# EXERCISE DIRECTIONS
Repeat the records given below in full, with no changes.

# Items from a data source
*****
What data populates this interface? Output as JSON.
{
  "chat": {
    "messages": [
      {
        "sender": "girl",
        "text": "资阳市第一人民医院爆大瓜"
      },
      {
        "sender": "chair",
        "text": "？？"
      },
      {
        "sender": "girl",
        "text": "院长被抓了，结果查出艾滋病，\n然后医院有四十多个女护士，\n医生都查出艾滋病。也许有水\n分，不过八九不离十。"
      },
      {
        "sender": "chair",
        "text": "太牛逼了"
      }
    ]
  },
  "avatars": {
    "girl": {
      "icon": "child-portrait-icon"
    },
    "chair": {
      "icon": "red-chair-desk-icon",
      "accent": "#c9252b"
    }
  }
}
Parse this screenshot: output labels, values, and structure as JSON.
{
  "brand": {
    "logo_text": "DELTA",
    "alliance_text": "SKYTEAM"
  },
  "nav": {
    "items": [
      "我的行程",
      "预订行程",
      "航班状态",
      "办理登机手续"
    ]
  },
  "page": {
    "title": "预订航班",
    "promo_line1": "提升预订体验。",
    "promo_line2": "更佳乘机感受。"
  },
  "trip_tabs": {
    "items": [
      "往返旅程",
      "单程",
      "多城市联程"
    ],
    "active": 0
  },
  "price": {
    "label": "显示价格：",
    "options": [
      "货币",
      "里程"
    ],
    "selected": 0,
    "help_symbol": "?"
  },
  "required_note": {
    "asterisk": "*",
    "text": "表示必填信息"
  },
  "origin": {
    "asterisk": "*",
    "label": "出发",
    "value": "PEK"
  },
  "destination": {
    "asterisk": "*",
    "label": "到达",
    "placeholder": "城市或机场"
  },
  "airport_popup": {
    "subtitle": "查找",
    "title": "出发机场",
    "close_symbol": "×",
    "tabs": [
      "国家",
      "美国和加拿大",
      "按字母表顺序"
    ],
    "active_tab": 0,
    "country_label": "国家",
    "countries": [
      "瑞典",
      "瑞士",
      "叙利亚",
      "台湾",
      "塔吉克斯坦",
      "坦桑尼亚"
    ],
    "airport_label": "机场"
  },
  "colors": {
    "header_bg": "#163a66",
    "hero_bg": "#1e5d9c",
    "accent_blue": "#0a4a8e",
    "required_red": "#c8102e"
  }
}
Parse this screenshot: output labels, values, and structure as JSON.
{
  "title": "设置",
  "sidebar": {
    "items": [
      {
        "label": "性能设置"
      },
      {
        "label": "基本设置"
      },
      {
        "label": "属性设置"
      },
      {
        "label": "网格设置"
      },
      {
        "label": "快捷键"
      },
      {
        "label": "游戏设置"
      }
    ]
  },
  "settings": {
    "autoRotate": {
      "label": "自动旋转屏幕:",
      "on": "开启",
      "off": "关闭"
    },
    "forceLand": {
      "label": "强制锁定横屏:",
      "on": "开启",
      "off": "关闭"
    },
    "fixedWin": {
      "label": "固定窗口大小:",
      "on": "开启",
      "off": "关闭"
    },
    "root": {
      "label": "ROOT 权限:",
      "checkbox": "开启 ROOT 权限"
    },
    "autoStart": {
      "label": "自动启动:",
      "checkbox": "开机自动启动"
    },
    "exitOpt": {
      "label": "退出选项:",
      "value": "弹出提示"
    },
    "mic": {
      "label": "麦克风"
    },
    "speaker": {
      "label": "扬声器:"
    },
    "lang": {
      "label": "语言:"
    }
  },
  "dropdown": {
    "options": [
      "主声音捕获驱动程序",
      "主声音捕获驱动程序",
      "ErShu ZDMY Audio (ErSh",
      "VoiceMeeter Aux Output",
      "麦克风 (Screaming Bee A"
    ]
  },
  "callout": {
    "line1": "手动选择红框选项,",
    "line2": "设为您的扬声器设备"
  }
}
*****
# SOLUTION TO THIS TASK
What data populates this interface? Output as JSON.
{
  "chat": {
    "messages": [
      {
        "sender": "girl",
        "text": "资阳市第一人民医院爆大瓜"
      },
      {
        "sender": "chair",
        "text": "？？"
      },
      {
        "sender": "girl",
        "text": "院长被抓了，结果查出艾滋病，\n然后医院有四十多个女护士，\n医生都查出艾滋病。也许有水\n分，不过八九不离十。"
      },
      {
        "sender": "chair",
        "text": "太牛逼了"
      }
    ]
  },
  "avatars": {
    "girl": {
      "icon": "child-portrait-icon"
    },
    "chair": {
      "icon": "red-chair-desk-icon",
      "accent": "#c9252b"
    }
  }
}
Parse this screenshot: output labels, values, and structure as JSON.
{
  "brand": {
    "logo_text": "DELTA",
    "alliance_text": "SKYTEAM"
  },
  "nav": {
    "items": [
      "我的行程",
      "预订行程",
      "航班状态",
      "办理登机手续"
    ]
  },
  "page": {
    "title": "预订航班",
    "promo_line1": "提升预订体验。",
    "promo_line2": "更佳乘机感受。"
  },
  "trip_tabs": {
    "items": [
      "往返旅程",
      "单程",
      "多城市联程"
    ],
    "active": 0
  },
  "price": {
    "label": "显示价格：",
    "options": [
      "货币",
      "里程"
    ],
    "selected": 0,
    "help_symbol": "?"
  },
  "required_note": {
    "asterisk": "*",
    "text": "表示必填信息"
  },
  "origin": {
    "asterisk": "*",
    "label": "出发",
    "value": "PEK"
  },
  "destination": {
    "asterisk": "*",
    "label": "到达",
    "placeholder": "城市或机场"
  },
  "airport_popup": {
    "subtitle": "查找",
    "title": "出发机场",
    "close_symbol": "×",
    "tabs": [
      "国家",
      "美国和加拿大",
      "按字母表顺序"
    ],
    "active_tab": 0,
    "country_label": "国家",
    "countries": [
      "瑞典",
      "瑞士",
      "叙利亚",
      "台湾",
      "塔吉克斯坦",
      "坦桑尼亚"
    ],
    "airport_label": "机场"
  },
  "colors": {
    "header_bg": "#163a66",
    "hero_bg": "#1e5d9c",
    "accent_blue": "#0a4a8e",
    "required_red": "#c8102e"
  }
}
Parse this screenshot: output labels, values, and structure as JSON.
{
  "title": "设置",
  "sidebar": {
    "items": [
      {
        "label": "性能设置"
      },
      {
        "label": "基本设置"
      },
      {
        "label": "属性设置"
      },
      {
        "label": "网格设置"
      },
      {
        "label": "快捷键"
      },
      {
        "label": "游戏设置"
      }
    ]
  },
  "settings": {
    "autoRotate": {
      "label": "自动旋转屏幕:",
      "on": "开启",
      "off": "关闭"
    },
    "forceLand": {
      "label": "强制锁定横屏:",
      "on": "开启",
      "off": "关闭"
    },
    "fixedWin": {
      "label": "固定窗口大小:",
      "on": "开启",
      "off": "关闭"
    },
    "root": {
      "label": "ROOT 权限:",
      "checkbox": "开启 ROOT 权限"
    },
    "autoStart": {
      "label": "自动启动:",
      "checkbox": "开机自动启动"
    },
    "exitOpt": {
      "label": "退出选项:",
      "value": "弹出提示"
    },
    "mic": {
      "label": "麦克风"
    },
    "speaker": {
      "label": "扬声器:"
    },
    "lang": {
      "label": "语言:"
    }
  },
  "dropdown": {
    "options": [
      "主声音捕获驱动程序",
      "主声音捕获驱动程序",
      "ErShu ZDMY Audio (ErSh",
      "VoiceMeeter Aux Output",
      "麦克风 (Screaming Bee A"
    ]
  },
  "callout": {
    "line1": "手动选择红框选项,",
    "line2": "设为您的扬声器设备"
  }
}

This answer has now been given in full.